• Action item: Which lines in the listing below contain the word "JSON"? Copy each one.

===============

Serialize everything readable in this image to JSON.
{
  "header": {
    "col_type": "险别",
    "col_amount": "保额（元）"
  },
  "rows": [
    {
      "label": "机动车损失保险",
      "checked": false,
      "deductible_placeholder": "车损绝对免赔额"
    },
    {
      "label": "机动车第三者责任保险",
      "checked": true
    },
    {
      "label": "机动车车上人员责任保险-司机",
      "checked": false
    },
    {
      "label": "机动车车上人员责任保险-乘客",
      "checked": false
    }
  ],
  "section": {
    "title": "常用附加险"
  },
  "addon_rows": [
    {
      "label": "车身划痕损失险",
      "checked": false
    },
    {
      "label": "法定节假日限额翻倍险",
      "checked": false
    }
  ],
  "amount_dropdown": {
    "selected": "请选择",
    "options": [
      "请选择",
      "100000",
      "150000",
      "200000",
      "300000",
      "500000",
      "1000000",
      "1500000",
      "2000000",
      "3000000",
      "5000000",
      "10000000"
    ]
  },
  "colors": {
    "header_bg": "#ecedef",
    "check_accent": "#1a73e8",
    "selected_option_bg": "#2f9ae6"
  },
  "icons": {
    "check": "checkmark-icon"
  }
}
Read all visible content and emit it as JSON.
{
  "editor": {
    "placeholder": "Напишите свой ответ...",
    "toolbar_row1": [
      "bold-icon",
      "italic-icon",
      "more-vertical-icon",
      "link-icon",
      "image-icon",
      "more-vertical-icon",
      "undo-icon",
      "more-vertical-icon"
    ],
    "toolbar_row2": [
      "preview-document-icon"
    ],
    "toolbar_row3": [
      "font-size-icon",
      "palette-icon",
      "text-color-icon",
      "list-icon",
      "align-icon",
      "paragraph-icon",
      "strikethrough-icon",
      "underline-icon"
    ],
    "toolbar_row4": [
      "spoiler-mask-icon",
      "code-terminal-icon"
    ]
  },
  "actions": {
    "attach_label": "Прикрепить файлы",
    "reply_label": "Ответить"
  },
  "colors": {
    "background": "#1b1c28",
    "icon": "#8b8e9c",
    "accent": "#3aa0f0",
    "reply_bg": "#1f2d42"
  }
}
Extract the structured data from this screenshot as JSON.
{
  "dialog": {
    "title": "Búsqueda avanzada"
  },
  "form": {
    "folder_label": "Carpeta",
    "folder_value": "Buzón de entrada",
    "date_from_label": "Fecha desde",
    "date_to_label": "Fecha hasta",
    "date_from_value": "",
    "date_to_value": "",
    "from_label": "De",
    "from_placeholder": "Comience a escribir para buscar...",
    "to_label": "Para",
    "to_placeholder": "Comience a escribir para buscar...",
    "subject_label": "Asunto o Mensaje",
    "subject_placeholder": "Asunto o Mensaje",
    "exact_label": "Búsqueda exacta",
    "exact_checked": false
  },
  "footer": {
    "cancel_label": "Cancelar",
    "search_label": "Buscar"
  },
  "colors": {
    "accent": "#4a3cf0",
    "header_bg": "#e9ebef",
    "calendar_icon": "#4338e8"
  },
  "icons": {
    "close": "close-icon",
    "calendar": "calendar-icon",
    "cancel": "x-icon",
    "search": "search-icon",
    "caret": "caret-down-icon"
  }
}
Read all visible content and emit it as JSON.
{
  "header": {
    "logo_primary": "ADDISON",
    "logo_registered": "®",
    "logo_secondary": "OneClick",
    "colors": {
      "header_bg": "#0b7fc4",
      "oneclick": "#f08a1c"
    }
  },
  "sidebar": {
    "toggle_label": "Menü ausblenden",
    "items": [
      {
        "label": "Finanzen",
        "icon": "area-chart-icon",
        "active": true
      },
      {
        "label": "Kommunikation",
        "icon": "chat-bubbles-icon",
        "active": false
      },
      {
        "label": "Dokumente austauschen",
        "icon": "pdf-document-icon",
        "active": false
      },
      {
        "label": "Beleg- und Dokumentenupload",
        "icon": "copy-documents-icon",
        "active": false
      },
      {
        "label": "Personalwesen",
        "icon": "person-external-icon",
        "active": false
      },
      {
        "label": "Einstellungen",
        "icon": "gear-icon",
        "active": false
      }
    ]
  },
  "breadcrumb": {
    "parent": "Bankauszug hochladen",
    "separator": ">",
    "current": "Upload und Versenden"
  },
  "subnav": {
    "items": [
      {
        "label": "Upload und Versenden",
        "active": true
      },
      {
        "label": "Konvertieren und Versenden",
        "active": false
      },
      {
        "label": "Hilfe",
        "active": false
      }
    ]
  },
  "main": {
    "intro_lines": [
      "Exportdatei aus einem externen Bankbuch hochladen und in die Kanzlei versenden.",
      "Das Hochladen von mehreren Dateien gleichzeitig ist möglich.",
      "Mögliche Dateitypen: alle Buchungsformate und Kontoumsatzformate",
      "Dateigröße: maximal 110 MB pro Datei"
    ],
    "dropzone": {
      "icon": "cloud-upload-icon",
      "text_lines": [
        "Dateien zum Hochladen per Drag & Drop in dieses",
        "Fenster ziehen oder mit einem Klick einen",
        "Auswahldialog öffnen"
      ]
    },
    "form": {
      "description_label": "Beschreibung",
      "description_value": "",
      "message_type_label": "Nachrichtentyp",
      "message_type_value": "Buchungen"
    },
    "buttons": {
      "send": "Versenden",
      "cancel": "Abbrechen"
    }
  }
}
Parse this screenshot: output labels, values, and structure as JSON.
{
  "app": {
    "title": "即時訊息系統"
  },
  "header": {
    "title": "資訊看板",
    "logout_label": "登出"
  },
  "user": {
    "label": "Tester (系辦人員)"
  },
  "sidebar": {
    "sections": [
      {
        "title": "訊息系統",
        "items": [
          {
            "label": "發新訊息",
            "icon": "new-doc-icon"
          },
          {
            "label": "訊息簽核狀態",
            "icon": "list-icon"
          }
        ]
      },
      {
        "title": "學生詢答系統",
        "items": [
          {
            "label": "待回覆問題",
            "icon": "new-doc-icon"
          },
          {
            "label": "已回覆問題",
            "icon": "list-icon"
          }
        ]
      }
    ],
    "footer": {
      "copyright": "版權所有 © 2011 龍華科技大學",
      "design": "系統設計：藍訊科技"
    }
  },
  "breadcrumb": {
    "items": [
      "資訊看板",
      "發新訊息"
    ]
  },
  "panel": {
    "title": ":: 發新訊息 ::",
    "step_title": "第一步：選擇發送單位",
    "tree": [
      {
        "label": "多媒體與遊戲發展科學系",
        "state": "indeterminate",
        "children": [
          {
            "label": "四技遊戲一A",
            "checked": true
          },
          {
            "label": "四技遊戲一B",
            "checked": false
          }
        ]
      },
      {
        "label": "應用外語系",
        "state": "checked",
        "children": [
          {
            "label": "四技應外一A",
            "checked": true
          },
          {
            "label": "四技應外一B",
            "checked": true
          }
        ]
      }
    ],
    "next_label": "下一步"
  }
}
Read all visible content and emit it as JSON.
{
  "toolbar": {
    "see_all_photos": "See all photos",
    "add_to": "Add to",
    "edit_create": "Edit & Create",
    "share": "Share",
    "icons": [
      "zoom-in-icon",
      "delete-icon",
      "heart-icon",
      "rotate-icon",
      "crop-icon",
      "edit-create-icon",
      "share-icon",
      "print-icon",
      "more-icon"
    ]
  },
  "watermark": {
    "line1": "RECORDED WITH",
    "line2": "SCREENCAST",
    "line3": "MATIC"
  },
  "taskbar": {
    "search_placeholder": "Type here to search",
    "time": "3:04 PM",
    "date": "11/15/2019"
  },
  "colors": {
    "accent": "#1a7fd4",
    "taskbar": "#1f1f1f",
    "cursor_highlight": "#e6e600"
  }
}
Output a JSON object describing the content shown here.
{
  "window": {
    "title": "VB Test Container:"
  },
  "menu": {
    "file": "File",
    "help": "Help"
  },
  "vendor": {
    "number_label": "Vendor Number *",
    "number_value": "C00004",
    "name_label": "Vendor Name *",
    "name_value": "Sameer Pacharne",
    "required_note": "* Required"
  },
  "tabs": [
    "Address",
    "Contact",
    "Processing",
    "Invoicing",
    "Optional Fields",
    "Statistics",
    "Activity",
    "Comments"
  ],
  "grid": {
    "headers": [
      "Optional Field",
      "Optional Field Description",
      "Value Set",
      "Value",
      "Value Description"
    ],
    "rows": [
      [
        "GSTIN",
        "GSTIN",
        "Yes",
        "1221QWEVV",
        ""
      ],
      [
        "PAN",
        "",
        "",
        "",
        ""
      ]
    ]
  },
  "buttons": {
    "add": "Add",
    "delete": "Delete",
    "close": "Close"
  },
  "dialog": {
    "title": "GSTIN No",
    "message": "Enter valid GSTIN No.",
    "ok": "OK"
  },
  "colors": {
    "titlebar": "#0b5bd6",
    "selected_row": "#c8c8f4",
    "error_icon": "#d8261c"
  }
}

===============

• Answer to the exercise:
Serialize everything readable in this image to JSON.
Read all visible content and emit it as JSON.
Extract the structured data from this screenshot as JSON.
Read all visible content and emit it as JSON.
Parse this screenshot: output labels, values, and structure as JSON.
Read all visible content and emit it as JSON.
Output a JSON object describing the content shown here.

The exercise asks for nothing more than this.